Look for "this" in the records and copy every line that has it.

-- DATA EXCERPTS follows --

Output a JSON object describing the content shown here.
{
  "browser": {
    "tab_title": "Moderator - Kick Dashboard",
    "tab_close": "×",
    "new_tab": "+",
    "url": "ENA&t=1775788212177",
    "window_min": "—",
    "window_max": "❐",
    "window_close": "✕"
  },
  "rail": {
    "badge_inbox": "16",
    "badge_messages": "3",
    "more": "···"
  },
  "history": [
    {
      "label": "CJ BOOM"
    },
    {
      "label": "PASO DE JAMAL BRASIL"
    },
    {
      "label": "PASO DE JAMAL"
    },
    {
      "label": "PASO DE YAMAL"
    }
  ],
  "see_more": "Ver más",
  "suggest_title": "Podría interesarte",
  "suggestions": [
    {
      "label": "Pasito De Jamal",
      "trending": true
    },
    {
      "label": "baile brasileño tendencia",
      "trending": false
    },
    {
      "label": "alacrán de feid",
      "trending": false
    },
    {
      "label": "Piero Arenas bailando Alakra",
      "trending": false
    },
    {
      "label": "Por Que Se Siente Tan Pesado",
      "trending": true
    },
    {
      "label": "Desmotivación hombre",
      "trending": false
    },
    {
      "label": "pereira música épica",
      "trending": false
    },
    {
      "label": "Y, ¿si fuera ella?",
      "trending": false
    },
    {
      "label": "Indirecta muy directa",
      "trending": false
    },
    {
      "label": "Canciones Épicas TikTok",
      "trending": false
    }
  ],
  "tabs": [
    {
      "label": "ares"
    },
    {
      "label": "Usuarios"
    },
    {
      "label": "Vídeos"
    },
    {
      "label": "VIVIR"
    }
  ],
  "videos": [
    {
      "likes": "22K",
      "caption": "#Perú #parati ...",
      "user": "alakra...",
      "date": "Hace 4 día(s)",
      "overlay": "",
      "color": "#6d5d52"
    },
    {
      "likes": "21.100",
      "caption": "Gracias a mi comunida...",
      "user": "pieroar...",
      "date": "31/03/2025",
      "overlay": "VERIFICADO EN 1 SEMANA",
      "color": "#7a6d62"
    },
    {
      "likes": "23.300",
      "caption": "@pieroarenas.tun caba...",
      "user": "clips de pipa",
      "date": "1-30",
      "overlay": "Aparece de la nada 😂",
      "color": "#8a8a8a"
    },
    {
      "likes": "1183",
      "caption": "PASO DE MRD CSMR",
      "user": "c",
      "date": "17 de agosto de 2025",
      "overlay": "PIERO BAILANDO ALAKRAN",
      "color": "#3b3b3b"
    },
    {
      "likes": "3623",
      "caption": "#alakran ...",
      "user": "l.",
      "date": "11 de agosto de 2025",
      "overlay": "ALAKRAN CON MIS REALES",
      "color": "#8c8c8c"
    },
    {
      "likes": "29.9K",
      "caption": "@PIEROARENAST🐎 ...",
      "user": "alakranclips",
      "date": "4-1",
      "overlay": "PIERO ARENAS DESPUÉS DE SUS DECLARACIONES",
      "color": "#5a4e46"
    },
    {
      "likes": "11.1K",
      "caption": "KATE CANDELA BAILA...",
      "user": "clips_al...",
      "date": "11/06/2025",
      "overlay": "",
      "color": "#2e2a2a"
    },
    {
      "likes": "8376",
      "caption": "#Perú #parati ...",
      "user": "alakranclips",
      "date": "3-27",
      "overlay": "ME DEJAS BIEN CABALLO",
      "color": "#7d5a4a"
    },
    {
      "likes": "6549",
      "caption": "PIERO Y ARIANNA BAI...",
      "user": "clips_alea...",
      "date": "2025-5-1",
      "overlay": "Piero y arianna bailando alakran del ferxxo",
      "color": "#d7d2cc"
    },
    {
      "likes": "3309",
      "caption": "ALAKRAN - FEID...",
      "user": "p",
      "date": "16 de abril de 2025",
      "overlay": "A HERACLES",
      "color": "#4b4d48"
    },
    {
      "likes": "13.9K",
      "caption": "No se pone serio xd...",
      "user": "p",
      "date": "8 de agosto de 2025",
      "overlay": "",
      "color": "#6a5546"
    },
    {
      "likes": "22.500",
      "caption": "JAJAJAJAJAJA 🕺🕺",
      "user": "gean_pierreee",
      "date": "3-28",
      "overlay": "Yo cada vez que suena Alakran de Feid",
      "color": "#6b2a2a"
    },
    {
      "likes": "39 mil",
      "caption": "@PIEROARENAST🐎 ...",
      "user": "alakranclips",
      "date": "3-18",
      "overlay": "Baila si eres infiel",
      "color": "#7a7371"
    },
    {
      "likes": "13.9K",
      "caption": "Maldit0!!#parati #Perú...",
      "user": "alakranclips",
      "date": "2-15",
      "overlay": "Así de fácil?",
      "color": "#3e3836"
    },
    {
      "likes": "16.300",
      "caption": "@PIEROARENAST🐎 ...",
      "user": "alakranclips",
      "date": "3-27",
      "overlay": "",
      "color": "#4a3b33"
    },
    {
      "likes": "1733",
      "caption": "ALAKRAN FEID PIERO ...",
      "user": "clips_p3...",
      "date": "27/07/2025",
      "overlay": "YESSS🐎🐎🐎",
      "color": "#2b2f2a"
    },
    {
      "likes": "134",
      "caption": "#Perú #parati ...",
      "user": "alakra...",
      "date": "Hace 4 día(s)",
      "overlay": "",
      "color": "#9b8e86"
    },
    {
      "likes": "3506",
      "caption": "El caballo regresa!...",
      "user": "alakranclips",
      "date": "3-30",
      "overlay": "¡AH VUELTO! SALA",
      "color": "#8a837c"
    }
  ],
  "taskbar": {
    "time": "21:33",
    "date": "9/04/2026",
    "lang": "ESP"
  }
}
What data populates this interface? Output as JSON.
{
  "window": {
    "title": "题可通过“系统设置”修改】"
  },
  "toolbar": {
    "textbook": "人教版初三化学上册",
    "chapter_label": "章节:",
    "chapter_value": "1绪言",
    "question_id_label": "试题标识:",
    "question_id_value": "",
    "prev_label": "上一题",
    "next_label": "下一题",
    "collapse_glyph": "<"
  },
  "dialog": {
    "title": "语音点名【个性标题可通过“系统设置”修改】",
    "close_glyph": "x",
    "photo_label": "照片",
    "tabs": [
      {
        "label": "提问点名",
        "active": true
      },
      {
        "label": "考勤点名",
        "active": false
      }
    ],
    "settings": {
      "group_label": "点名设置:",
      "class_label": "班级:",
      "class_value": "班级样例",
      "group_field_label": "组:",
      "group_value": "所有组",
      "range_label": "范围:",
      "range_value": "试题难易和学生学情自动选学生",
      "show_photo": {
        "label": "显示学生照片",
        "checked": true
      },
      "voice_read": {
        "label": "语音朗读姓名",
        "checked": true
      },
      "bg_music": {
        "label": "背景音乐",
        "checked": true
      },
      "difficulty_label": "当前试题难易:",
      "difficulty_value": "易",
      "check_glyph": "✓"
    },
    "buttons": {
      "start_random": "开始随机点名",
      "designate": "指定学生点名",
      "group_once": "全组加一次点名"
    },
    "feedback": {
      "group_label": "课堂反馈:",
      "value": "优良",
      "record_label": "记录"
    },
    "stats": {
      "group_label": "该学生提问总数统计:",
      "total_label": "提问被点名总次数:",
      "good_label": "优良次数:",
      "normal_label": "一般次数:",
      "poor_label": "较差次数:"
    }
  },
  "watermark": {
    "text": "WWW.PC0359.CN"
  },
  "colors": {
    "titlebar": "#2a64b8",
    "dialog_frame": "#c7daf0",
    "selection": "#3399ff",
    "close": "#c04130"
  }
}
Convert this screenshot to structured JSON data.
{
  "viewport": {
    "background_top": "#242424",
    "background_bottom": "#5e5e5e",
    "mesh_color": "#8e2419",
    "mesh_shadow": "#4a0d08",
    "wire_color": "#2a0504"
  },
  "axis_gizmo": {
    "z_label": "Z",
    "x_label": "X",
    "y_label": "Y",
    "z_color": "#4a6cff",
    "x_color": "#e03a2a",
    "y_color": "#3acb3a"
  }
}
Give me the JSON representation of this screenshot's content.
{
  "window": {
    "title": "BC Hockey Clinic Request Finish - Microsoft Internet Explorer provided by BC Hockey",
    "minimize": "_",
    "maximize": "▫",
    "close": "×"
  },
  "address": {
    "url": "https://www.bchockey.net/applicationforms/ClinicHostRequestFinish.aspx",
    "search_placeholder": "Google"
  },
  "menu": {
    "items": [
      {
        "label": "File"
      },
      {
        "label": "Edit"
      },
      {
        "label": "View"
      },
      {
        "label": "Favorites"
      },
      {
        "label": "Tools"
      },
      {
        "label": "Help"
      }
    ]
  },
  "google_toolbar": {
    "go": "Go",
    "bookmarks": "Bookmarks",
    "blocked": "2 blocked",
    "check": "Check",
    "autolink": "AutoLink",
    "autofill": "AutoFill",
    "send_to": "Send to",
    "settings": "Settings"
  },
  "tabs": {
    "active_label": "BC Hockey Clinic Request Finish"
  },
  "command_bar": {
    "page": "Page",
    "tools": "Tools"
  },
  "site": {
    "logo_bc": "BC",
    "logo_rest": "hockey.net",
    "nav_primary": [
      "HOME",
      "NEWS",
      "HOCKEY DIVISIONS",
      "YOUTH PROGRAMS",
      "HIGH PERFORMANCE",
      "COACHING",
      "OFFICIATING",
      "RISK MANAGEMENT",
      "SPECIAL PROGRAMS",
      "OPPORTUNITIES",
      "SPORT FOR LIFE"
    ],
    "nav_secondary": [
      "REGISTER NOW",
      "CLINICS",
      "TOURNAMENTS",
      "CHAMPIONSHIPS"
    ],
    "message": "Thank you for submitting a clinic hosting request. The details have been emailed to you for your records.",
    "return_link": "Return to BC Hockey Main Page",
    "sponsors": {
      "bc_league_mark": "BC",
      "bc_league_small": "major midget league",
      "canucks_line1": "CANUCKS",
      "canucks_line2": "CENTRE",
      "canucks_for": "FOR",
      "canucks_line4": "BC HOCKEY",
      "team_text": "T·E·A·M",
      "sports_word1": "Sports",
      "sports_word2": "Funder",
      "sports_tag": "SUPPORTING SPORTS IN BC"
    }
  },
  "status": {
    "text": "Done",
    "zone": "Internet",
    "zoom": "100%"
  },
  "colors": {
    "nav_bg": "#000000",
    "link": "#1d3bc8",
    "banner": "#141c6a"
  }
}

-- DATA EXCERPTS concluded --

_EXPECTED ANSWER_:
What data populates this interface? Output as JSON.
Convert this screenshot to structured JSON data.
Give me the JSON representation of this screenshot's content.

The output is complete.